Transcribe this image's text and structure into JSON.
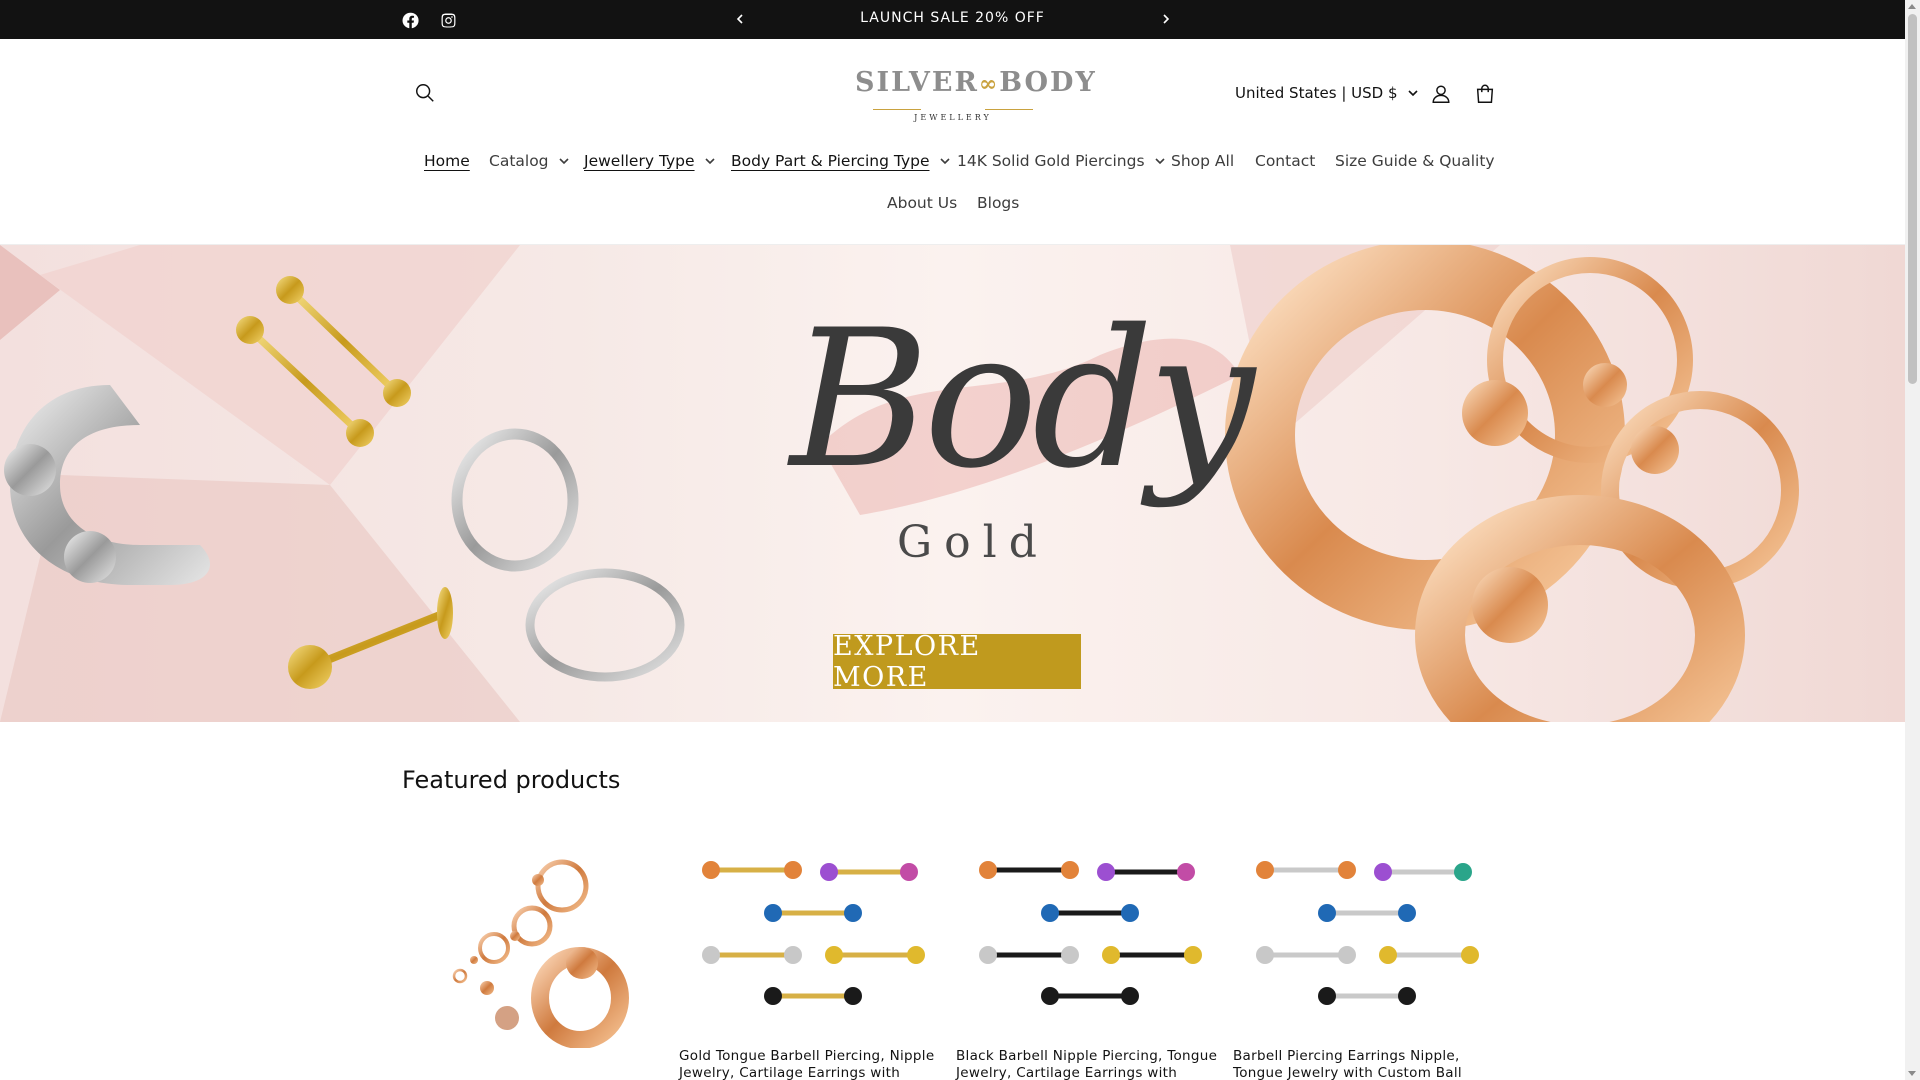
{
  "announcement": {
    "text": "LAUNCH SALE 20% OFF",
    "social": [
      "facebook-icon",
      "instagram-icon"
    ]
  },
  "header": {
    "logo": {
      "word1": "SILVER",
      "word2": "BODY",
      "sub": "JEWELLERY"
    },
    "currency": "United States | USD $"
  },
  "nav": {
    "items": [
      {
        "label": "Home",
        "dropdown": false
      },
      {
        "label": "Catalog",
        "dropdown": true
      },
      {
        "label": "Jewellery Type",
        "dropdown": true
      },
      {
        "label": "Body Part & Piercing Type",
        "dropdown": true
      },
      {
        "label": "14K Solid Gold Piercings",
        "dropdown": true
      },
      {
        "label": "Shop All",
        "dropdown": false
      },
      {
        "label": "Contact",
        "dropdown": false
      },
      {
        "label": "Size Guide & Quality",
        "dropdown": false
      },
      {
        "label": "About Us",
        "dropdown": false
      },
      {
        "label": "Blogs",
        "dropdown": false
      }
    ]
  },
  "hero": {
    "script_text": "Body",
    "sub_text": "Gold",
    "button_label": "EXPLORE MORE"
  },
  "featured": {
    "title": "Featured products",
    "products": [
      {
        "title": ""
      },
      {
        "title": "Gold Tongue Barbell Piercing, Nipple Jewelry, Cartilage Earrings with Custom"
      },
      {
        "title": "Black Barbell Nipple Piercing, Tongue Jewelry, Cartilage Earrings with Custom"
      },
      {
        "title": "Barbell Piercing Earrings Nipple, Tongue Jewelry with Custom Ball"
      }
    ]
  },
  "colors": {
    "announcement_bg": "#121212",
    "button_gold": "#c09a1e",
    "hero_pink": "#f3e0de"
  }
}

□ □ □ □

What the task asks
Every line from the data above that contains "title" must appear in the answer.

Solution below
    "title": "Featured products",
        "title": ""
        "title": "Gold Tongue Barbell Piercing, Nipple Jewelry, Cartilage Earrings with Custom"
        "title": "Black Barbell Nipple Piercing, Tongue Jewelry, Cartilage Earrings with Custom"
        "title": "Barbell Piercing Earrings Nipple, Tongue Jewelry with Custom Ball"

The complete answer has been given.